**Task objective:** Exact repetition of every record is required.

Records from a dataset
───

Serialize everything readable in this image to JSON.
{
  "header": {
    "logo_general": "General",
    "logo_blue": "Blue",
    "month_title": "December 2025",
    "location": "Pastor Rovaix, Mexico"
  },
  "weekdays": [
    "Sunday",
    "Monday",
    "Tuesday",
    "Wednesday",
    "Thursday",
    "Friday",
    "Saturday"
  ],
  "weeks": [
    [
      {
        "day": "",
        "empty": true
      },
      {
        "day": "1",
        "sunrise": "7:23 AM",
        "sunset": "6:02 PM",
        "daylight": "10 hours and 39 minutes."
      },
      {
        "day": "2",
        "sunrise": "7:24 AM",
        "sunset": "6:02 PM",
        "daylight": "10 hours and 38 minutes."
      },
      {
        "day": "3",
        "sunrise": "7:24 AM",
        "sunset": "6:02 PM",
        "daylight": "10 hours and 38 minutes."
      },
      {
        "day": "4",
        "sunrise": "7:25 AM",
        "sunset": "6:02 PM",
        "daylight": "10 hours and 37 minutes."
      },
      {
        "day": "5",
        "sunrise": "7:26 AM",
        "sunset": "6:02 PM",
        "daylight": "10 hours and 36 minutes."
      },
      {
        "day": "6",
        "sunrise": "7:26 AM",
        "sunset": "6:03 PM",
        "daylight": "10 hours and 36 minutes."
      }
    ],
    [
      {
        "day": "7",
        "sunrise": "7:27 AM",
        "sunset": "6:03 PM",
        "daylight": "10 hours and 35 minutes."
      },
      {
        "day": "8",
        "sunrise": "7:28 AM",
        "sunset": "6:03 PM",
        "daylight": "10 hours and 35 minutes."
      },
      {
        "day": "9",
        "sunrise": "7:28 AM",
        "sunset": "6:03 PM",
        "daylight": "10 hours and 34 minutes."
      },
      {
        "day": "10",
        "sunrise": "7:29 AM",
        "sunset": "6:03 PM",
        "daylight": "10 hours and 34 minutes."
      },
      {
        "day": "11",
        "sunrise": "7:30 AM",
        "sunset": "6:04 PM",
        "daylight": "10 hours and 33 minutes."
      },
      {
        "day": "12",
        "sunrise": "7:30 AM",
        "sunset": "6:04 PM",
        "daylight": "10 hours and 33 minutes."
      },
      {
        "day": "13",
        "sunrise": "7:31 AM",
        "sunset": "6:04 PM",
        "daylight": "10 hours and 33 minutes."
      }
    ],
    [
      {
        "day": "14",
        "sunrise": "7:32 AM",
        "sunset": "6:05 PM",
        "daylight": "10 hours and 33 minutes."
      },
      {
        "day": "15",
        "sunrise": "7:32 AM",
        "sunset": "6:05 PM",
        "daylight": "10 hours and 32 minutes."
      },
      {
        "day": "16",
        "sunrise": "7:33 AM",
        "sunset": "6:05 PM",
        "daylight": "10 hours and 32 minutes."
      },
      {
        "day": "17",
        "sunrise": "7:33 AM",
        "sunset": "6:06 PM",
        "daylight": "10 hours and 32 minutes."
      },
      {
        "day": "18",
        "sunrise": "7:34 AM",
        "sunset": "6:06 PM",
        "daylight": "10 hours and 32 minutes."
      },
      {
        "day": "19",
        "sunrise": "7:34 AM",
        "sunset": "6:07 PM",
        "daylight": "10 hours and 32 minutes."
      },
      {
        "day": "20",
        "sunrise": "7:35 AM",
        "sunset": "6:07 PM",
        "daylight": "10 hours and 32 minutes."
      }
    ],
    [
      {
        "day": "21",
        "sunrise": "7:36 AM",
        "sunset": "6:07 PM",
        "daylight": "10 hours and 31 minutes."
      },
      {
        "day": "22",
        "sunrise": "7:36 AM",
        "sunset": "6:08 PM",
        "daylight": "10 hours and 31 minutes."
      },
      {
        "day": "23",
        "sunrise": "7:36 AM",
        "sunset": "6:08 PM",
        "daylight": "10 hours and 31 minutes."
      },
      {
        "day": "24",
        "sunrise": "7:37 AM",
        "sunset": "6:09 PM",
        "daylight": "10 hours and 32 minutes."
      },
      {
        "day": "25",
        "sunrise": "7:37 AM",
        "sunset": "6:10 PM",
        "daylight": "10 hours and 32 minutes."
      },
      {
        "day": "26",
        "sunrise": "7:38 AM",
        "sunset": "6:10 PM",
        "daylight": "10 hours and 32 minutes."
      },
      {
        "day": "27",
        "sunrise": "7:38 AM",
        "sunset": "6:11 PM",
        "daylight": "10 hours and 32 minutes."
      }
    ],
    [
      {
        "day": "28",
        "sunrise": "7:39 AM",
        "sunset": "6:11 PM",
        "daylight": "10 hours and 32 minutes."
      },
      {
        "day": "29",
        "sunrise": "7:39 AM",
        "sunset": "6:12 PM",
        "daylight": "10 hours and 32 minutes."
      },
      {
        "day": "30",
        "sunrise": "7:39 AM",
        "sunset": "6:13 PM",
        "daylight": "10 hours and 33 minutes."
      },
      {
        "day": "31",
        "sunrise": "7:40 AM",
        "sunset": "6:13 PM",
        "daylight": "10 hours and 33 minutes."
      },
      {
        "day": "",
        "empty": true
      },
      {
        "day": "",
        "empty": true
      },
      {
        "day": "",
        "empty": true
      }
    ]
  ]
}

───

**Response box:**
Serialize everything readable in this image to JSON.
{
  "header": {
    "logo_general": "General",
    "logo_blue": "Blue",
    "month_title": "December 2025",
    "location": "Pastor Rovaix, Mexico"
  },
  "weekdays": [
    "Sunday",
    "Monday",
    "Tuesday",
    "Wednesday",
    "Thursday",
    "Friday",
    "Saturday"
  ],
  "weeks": [
    [
      {
        "day": "",
        "empty": true
      },
      {
        "day": "1",
        "sunrise": "7:23 AM",
        "sunset": "6:02 PM",
        "daylight": "10 hours and 39 minutes."
      },
      {
        "day": "2",
        "sunrise": "7:24 AM",
        "sunset": "6:02 PM",
        "daylight": "10 hours and 38 minutes."
      },
      {
        "day": "3",
        "sunrise": "7:24 AM",
        "sunset": "6:02 PM",
        "daylight": "10 hours and 38 minutes."
      },
      {
        "day": "4",
        "sunrise": "7:25 AM",
        "sunset": "6:02 PM",
        "daylight": "10 hours and 37 minutes."
      },
      {
        "day": "5",
        "sunrise": "7:26 AM",
        "sunset": "6:02 PM",
        "daylight": "10 hours and 36 minutes."
      },
      {
        "day": "6",
        "sunrise": "7:26 AM",
        "sunset": "6:03 PM",
        "daylight": "10 hours and 36 minutes."
      }
    ],
    [
      {
        "day": "7",
        "sunrise": "7:27 AM",
        "sunset": "6:03 PM",
        "daylight": "10 hours and 35 minutes."
      },
      {
        "day": "8",
        "sunrise": "7:28 AM",
        "sunset": "6:03 PM",
        "daylight": "10 hours and 35 minutes."
      },
      {
        "day": "9",
        "sunrise": "7:28 AM",
        "sunset": "6:03 PM",
        "daylight": "10 hours and 34 minutes."
      },
      {
        "day": "10",
        "sunrise": "7:29 AM",
        "sunset": "6:03 PM",
        "daylight": "10 hours and 34 minutes."
      },
      {
        "day": "11",
        "sunrise": "7:30 AM",
        "sunset": "6:04 PM",
        "daylight": "10 hours and 33 minutes."
      },
      {
        "day": "12",
        "sunrise": "7:30 AM",
        "sunset": "6:04 PM",
        "daylight": "10 hours and 33 minutes."
      },
      {
        "day": "13",
        "sunrise": "7:31 AM",
        "sunset": "6:04 PM",
        "daylight": "10 hours and 33 minutes."
      }
    ],
    [
      {
        "day": "14",
        "sunrise": "7:32 AM",
        "sunset": "6:05 PM",
        "daylight": "10 hours and 33 minutes."
      },
      {
        "day": "15",
        "sunrise": "7:32 AM",
        "sunset": "6:05 PM",
        "daylight": "10 hours and 32 minutes."
      },
      {
        "day": "16",
        "sunrise": "7:33 AM",
        "sunset": "6:05 PM",
        "daylight": "10 hours and 32 minutes."
      },
      {
        "day": "17",
        "sunrise": "7:33 AM",
        "sunset": "6:06 PM",
        "daylight": "10 hours and 32 minutes."
      },
      {
        "day": "18",
        "sunrise": "7:34 AM",
        "sunset": "6:06 PM",
        "daylight": "10 hours and 32 minutes."
      },
      {
        "day": "19",
        "sunrise": "7:34 AM",
        "sunset": "6:07 PM",
        "daylight": "10 hours and 32 minutes."
      },
      {
        "day": "20",
        "sunrise": "7:35 AM",
        "sunset": "6:07 PM",
        "daylight": "10 hours and 32 minutes."
      }
    ],
    [
      {
        "day": "21",
        "sunrise": "7:36 AM",
        "sunset": "6:07 PM",
        "daylight": "10 hours and 31 minutes."
      },
      {
        "day": "22",
        "sunrise": "7:36 AM",
        "sunset": "6:08 PM",
        "daylight": "10 hours and 31 minutes."
      },
      {
        "day": "23",
        "sunrise": "7:36 AM",
        "sunset": "6:08 PM",
        "daylight": "10 hours and 31 minutes."
      },
      {
        "day": "24",
        "sunrise": "7:37 AM",
        "sunset": "6:09 PM",
        "daylight": "10 hours and 32 minutes."
      },
      {
        "day": "25",
        "sunrise": "7:37 AM",
        "sunset": "6:10 PM",
        "daylight": "10 hours and 32 minutes."
      },
      {
        "day": "26",
        "sunrise": "7:38 AM",
        "sunset": "6:10 PM",
        "daylight": "10 hours and 32 minutes."
      },
      {
        "day": "27",
        "sunrise": "7:38 AM",
        "sunset": "6:11 PM",
        "daylight": "10 hours and 32 minutes."
      }
    ],
    [
      {
        "day": "28",
        "sunrise": "7:39 AM",
        "sunset": "6:11 PM",
        "daylight": "10 hours and 32 minutes."
      },
      {
        "day": "29",
        "sunrise": "7:39 AM",
        "sunset": "6:12 PM",
        "daylight": "10 hours and 32 minutes."
      },
      {
        "day": "30",
        "sunrise": "7:39 AM",
        "sunset": "6:13 PM",
        "daylight": "10 hours and 33 minutes."
      },
      {
        "day": "31",
        "sunrise": "7:40 AM",
        "sunset": "6:13 PM",
        "daylight": "10 hours and 33 minutes."
      },
      {
        "day": "",
        "empty": true
      },
      {
        "day": "",
        "empty": true
      },
      {
        "day": "",
        "empty": true
      }
    ]
  ]
}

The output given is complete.